As the first female Master in the hospital’s long history, Ms Meyer is keenly aware of the opportunities the position gives her to inspire other women.
She added: “I would like to be in a position to be able to give back in some way, from what has been for me an extraordinary career, so I absolutely jump at the chance to be a role model for young women.
“I came in as a British Army officer when there weren’t many women in the British Army, so it was difficult to have a female role model. I recognise how important it would have been to me, because it can be tough at times.”
Ms Meyer is a passionate advocate for women’s education. She came late to university study herself, starting her undergraduate degree at the age of 26.
“It was absolute magic when I discovered that you could go in a classroom and learn.
“You’re never too old to experience that, and you should absolutely grasp the opportunity if you can, at any time in your life. Any time in your life that you have an opportunity to expand your knowledge of the world that we live in – is just an amazing thing to do.
“Supporting education for women – not only in this country but in counties that are less privileged – is really, really important.

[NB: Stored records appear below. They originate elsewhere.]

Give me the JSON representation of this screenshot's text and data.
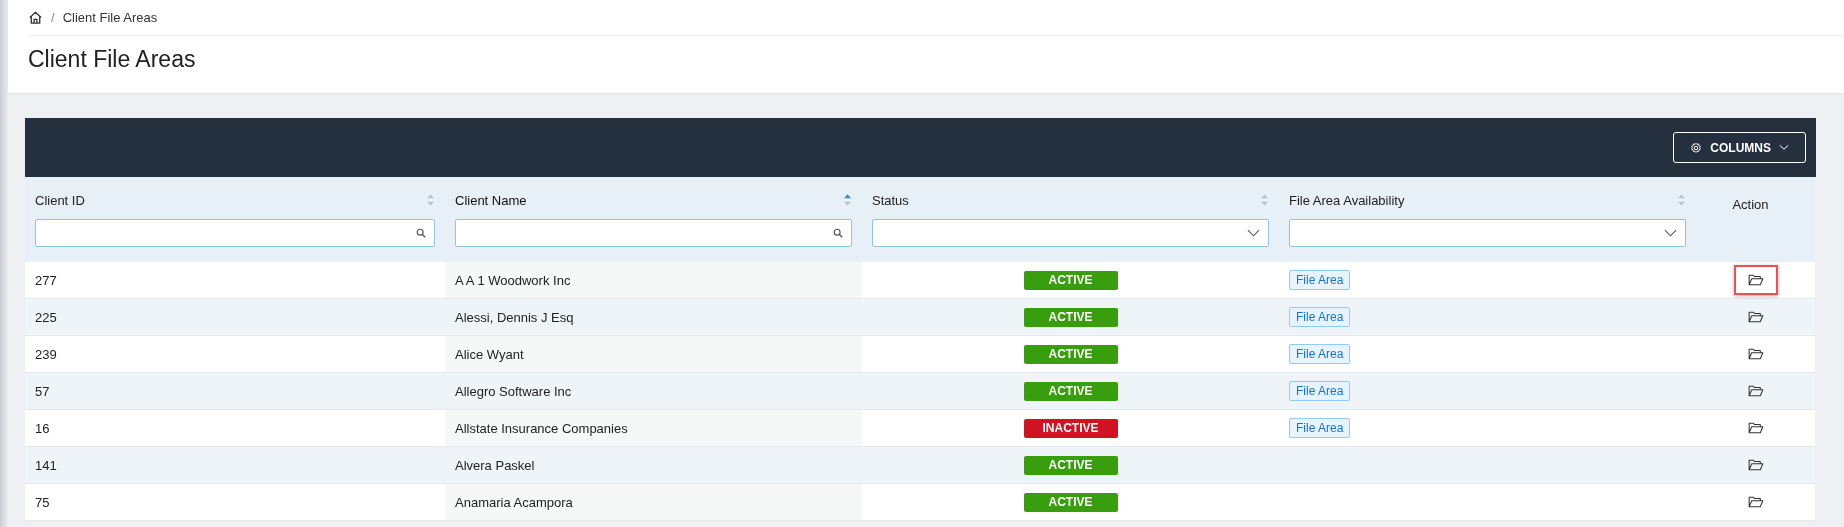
{
  "breadcrumb": {
    "separator": "/",
    "current": "Client File Areas"
  },
  "title": "Client File Areas",
  "toolbar": {
    "columns_button": "COLUMNS"
  },
  "columns": [
    {
      "label": "Client ID",
      "sortable": true,
      "sorted": false,
      "kind": "search"
    },
    {
      "label": "Client Name",
      "sortable": true,
      "sorted": true,
      "kind": "search"
    },
    {
      "label": "Status",
      "sortable": true,
      "sorted": false,
      "kind": "dropdown"
    },
    {
      "label": "File Area Availability",
      "sortable": true,
      "sorted": false,
      "kind": "dropdown"
    },
    {
      "label": "Action",
      "sortable": false,
      "sorted": false,
      "kind": "plain"
    }
  ],
  "rows": [
    {
      "id": "277",
      "name": "A A 1 Woodwork Inc",
      "status": "ACTIVE",
      "active": true,
      "file_area": "File Area",
      "highlighted": true
    },
    {
      "id": "225",
      "name": "Alessi, Dennis J Esq",
      "status": "ACTIVE",
      "active": true,
      "file_area": "File Area",
      "highlighted": false
    },
    {
      "id": "239",
      "name": "Alice Wyant",
      "status": "ACTIVE",
      "active": true,
      "file_area": "File Area",
      "highlighted": false
    },
    {
      "id": "57",
      "name": "Allegro Software Inc",
      "status": "ACTIVE",
      "active": true,
      "file_area": "File Area",
      "highlighted": false
    },
    {
      "id": "16",
      "name": "Allstate Insurance Companies",
      "status": "INACTIVE",
      "active": false,
      "file_area": "File Area",
      "highlighted": false
    },
    {
      "id": "141",
      "name": "Alvera Paskel",
      "status": "ACTIVE",
      "active": true,
      "highlighted": false
    },
    {
      "id": "75",
      "name": "Anamaria Acampora",
      "status": "ACTIVE",
      "active": true,
      "highlighted": false
    }
  ]
}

“Whether you’re male or female, whenever you have the opportunity to support women to be all they can be – that is something to be very proud of and it contributes to our greater wellbeing in the end.”